Data provided
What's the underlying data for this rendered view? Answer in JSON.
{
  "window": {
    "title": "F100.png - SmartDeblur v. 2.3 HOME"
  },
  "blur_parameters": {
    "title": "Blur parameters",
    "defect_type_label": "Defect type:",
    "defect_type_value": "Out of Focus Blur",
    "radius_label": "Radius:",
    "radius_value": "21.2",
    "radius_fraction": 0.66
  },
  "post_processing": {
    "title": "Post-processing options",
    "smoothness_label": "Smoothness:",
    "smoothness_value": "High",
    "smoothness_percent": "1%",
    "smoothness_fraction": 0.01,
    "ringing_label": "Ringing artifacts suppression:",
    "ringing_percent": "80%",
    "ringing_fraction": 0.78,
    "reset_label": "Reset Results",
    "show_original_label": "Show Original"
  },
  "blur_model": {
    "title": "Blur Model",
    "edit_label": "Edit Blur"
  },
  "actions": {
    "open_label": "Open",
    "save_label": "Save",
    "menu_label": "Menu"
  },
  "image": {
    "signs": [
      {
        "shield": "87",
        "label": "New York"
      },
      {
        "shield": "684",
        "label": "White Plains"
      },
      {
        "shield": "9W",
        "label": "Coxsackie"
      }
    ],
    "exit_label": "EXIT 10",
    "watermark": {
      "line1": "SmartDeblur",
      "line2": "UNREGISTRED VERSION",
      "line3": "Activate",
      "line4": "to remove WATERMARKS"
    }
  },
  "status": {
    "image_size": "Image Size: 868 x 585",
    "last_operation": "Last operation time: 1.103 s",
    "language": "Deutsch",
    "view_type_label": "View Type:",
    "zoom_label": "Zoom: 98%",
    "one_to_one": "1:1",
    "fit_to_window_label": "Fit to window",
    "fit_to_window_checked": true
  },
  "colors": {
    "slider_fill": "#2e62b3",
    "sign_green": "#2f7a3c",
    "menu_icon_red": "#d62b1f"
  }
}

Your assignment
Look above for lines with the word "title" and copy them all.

Written solution
    "title": "F100.png - SmartDeblur v. 2.3 HOME"
    "title": "Blur parameters",
    "title": "Post-processing options",
    "title": "Blur Model",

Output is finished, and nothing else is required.